The Commission will prepare an interim report by no later than 30 June 2014 so that governments and organisations can start taking action on the Commission’s early findings and recommendations.

In this interim report, the Commissioners will identify when their final report will be completed.  The Terms of Reference will set an end date for the Royal Commission of 31 December 2015, but this date will be subject to the advice of the Commissioners in their interim report. Under the Terms of Reference, the Prime Minister can extend the final reporting date.

The Commissioners will also be able to provide other interim reports throughout the life of the Royal Commission as appropriate.

 

More information

For more information call 1800 099 340 or go to www.childabuseroyalcommission.gov.au which also contains a list of support services available in each state and territory.

If you are concerned about a child being abused, you should report it to police or to your state or territory child protection agency. In some circumstances, failure to report suspected incidents of abuse could give rise to criminal liability.

 

 

About Peter Kelso

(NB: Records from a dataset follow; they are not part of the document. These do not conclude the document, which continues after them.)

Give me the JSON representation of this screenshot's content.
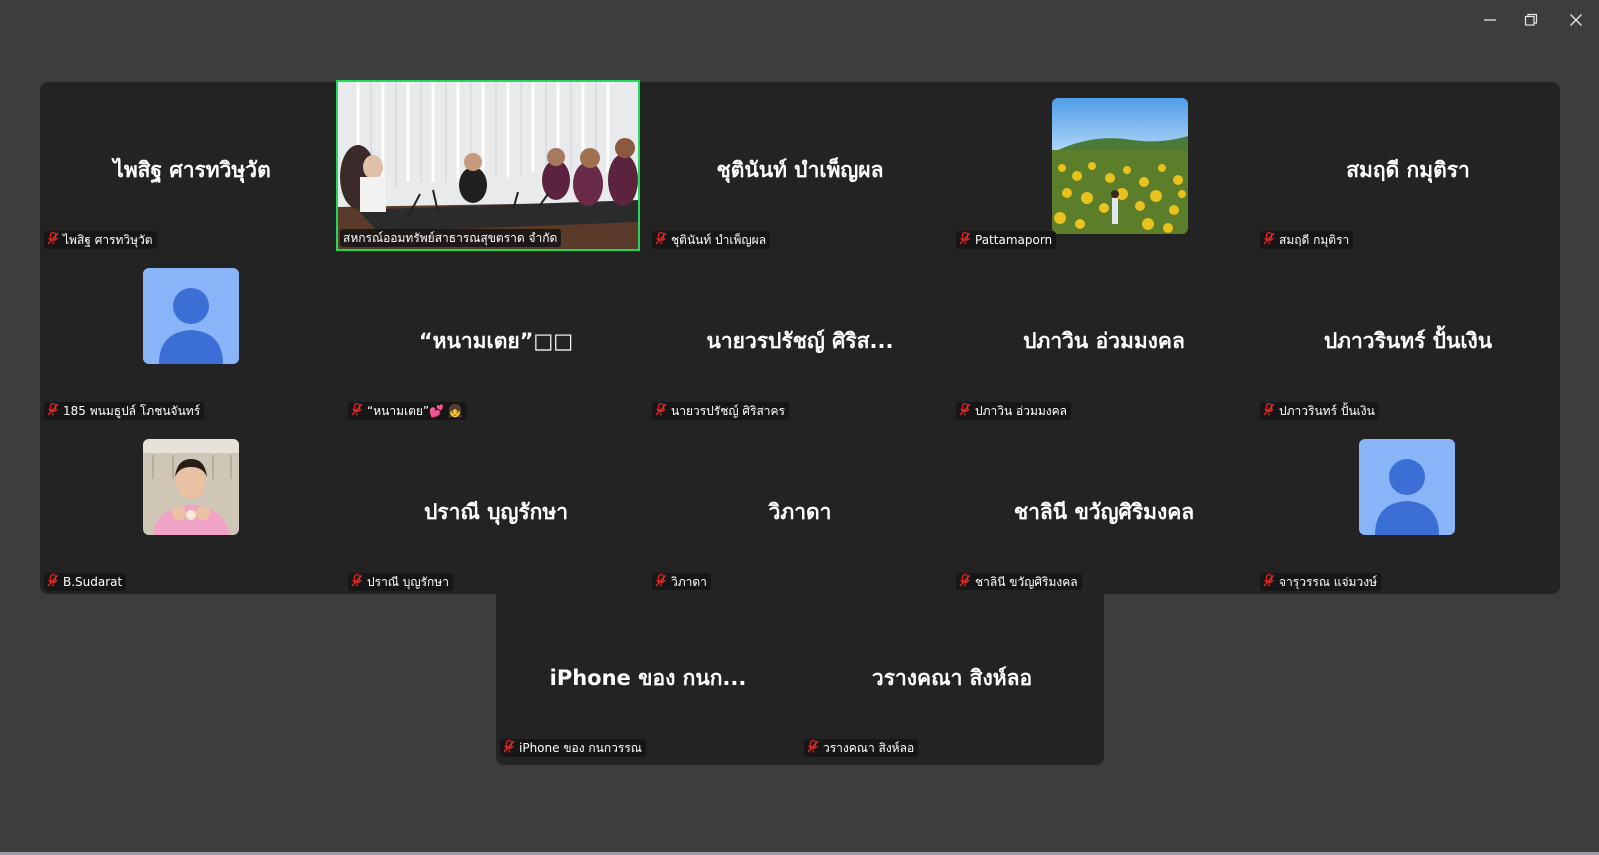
{
  "participants": [
    {
      "display": "ไพสิฐ ศารทวิษุวัต",
      "tag": "ไพสิฐ ศารทวิษุวัต"
    },
    {
      "display": "",
      "tag": "สหกรณ์ออมทรัพย์สาธารณสุขตราด จำกัด"
    },
    {
      "display": "ชุตินันท์ บำเพ็ญผล",
      "tag": "ชุตินันท์ บำเพ็ญผล"
    },
    {
      "display": "",
      "tag": "Pattamaporn"
    },
    {
      "display": "สมฤดี กมุติรา",
      "tag": "สมฤดี กมุติรา"
    },
    {
      "display": "",
      "tag": "185 พนมธูปล์ โภชนจันทร์"
    },
    {
      "display": "“หนามเตย”□□",
      "tag": "“หนามเตย”💕 👧"
    },
    {
      "display": "นายวรปรัชญ์ ศิริส...",
      "tag": "นายวรปรัชญ์ ศิริสาคร"
    },
    {
      "display": "ปภาวิน อ่วมมงคล",
      "tag": "ปภาวิน อ่วมมงคล"
    },
    {
      "display": "ปภาวรินทร์ ปั้นเงิน",
      "tag": "ปภาวรินทร์ ปั้นเงิน"
    },
    {
      "display": "",
      "tag": "B.Sudarat"
    },
    {
      "display": "ปราณี บุญรักษา",
      "tag": "ปราณี บุญรักษา"
    },
    {
      "display": "วิภาดา",
      "tag": "วิภาดา"
    },
    {
      "display": "ชาลินี ขวัญศิริมงคล",
      "tag": "ชาลินี ขวัญศิริมงคล"
    },
    {
      "display": "",
      "tag": "จารุวรรณ แจ่มวงษ์"
    },
    {
      "display": "iPhone ของ กนก...",
      "tag": "iPhone ของ กนกวรรณ"
    },
    {
      "display": "วรางคณา สิงห์ลอ",
      "tag": "วรางคณา สิงห์ลอ"
    }
  ],
  "icons": {
    "minimize": "minimize-icon",
    "restore": "restore-icon",
    "close": "close-icon",
    "mic_muted": "mic-muted-icon",
    "avatar": "default-avatar-icon"
  },
  "colors": {
    "active_speaker_border": "#23d959",
    "mute_icon": "#e02828",
    "avatar_bg": "#8ab4f8",
    "avatar_fg": "#3b6fd6"
  }
}
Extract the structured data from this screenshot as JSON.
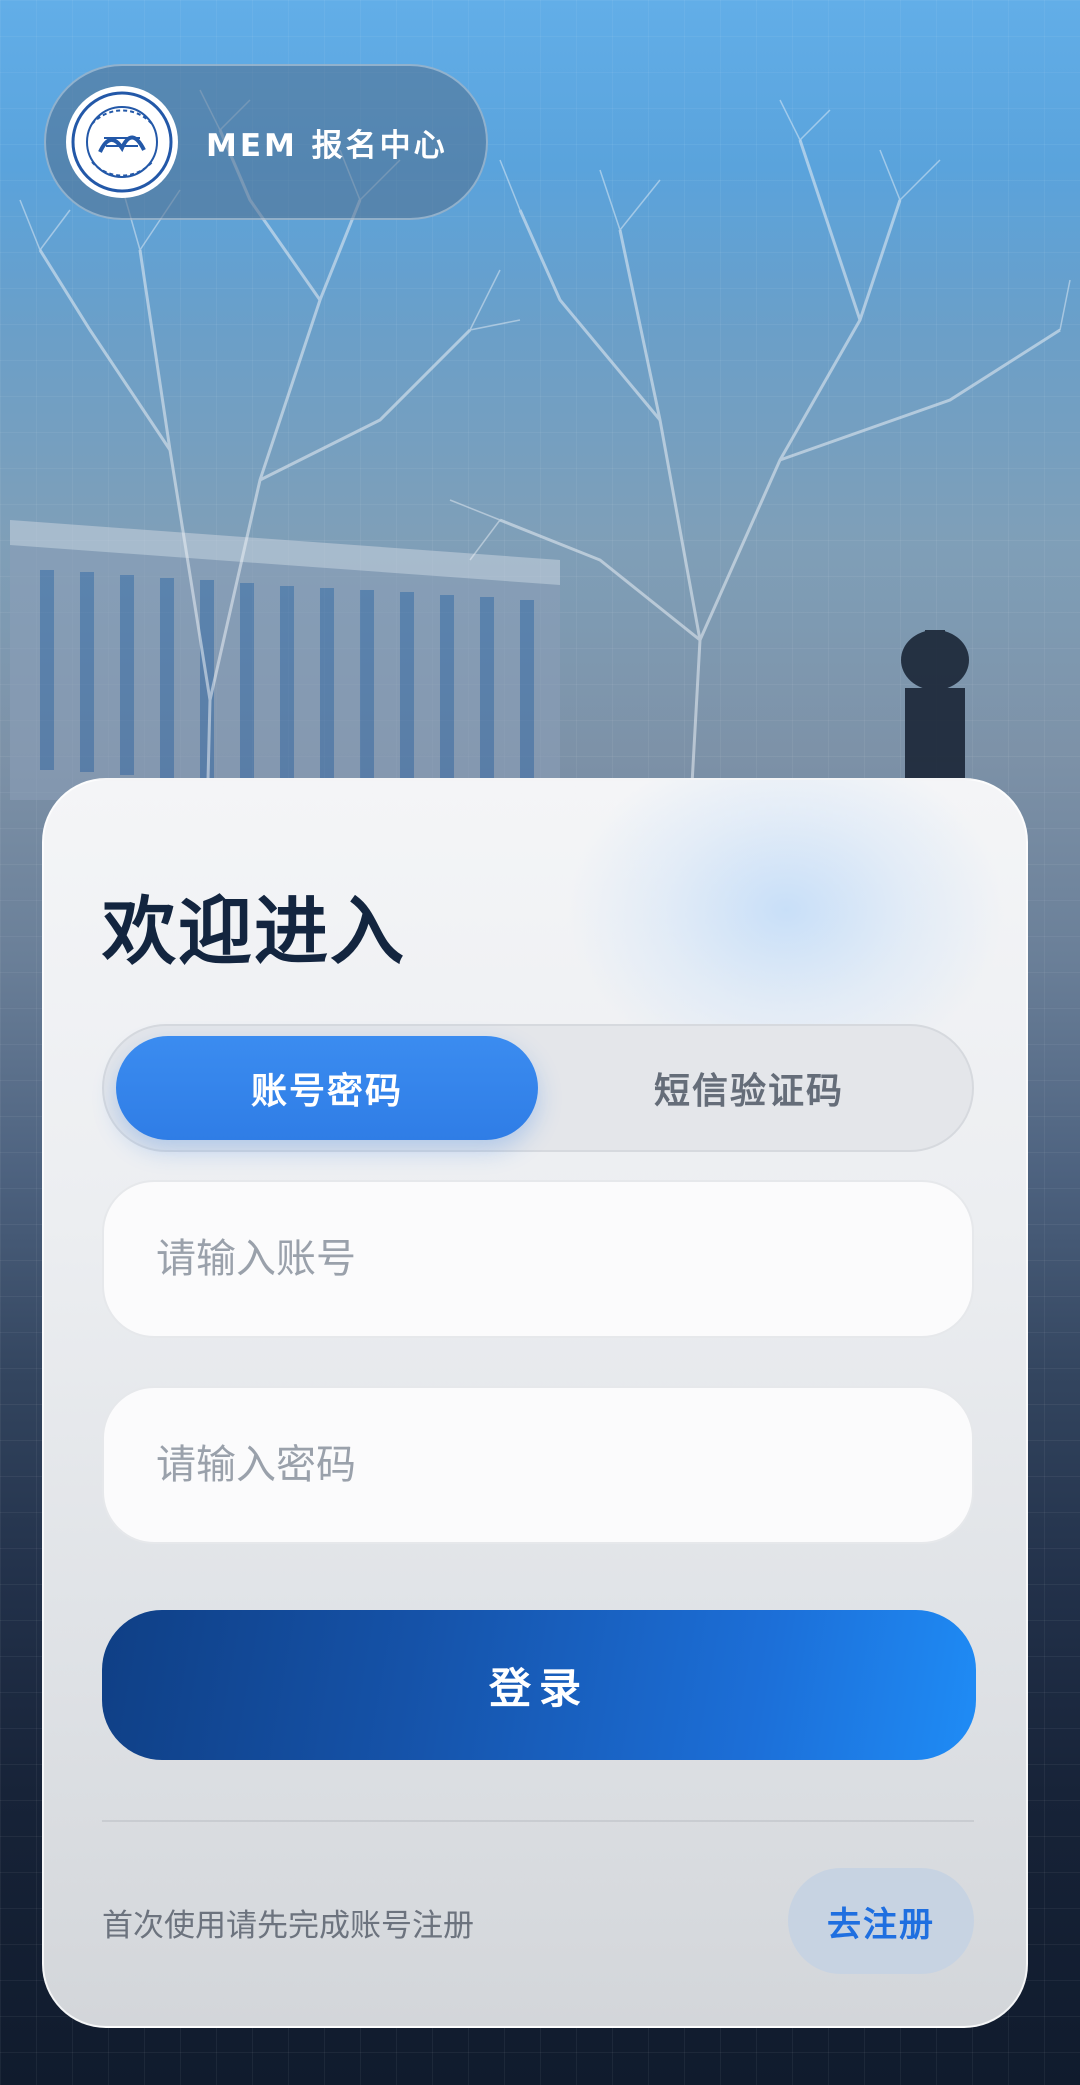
{
  "header": {
    "brand_name": "MEM 报名中心",
    "logo_icon": "tongji-university-seal-icon",
    "logo_text_top": "同济大学",
    "logo_year": "1907",
    "logo_text_bottom": "TONGJI UNIVERSITY"
  },
  "login": {
    "welcome_title": "欢迎进入",
    "tabs": [
      {
        "label": "账号密码",
        "active": true
      },
      {
        "label": "短信验证码",
        "active": false
      }
    ],
    "account_placeholder": "请输入账号",
    "password_placeholder": "请输入密码",
    "submit_label": "登录"
  },
  "footer": {
    "hint": "首次使用请先完成账号注册",
    "register_label": "去注册"
  },
  "colors": {
    "accent": "#2f7de6",
    "title": "#13253f",
    "register_text": "#1f6fe0"
  }
}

I am a solicitor of the Supreme Court of New South Wales. I have been admitted to practice since 1984. I am the principal and founder of Kelso Lawyers which has operated in Newcastle since 1986.

I have been an advocate for compensation for victims of abuse since the commencement of the Victims Compensation Tribunal in New South Wales in 1988. I conduct the largest victims practice in New South Wales. I have a high level of engagement with numerous NGOs such as woman’s refuges, sexual assault services, community organisations and healing centres.

On 31 October 2012 I was a finalist for the Justice Medal, presented by the Law and Justice Foundation of New South Wales.


My Google Profile+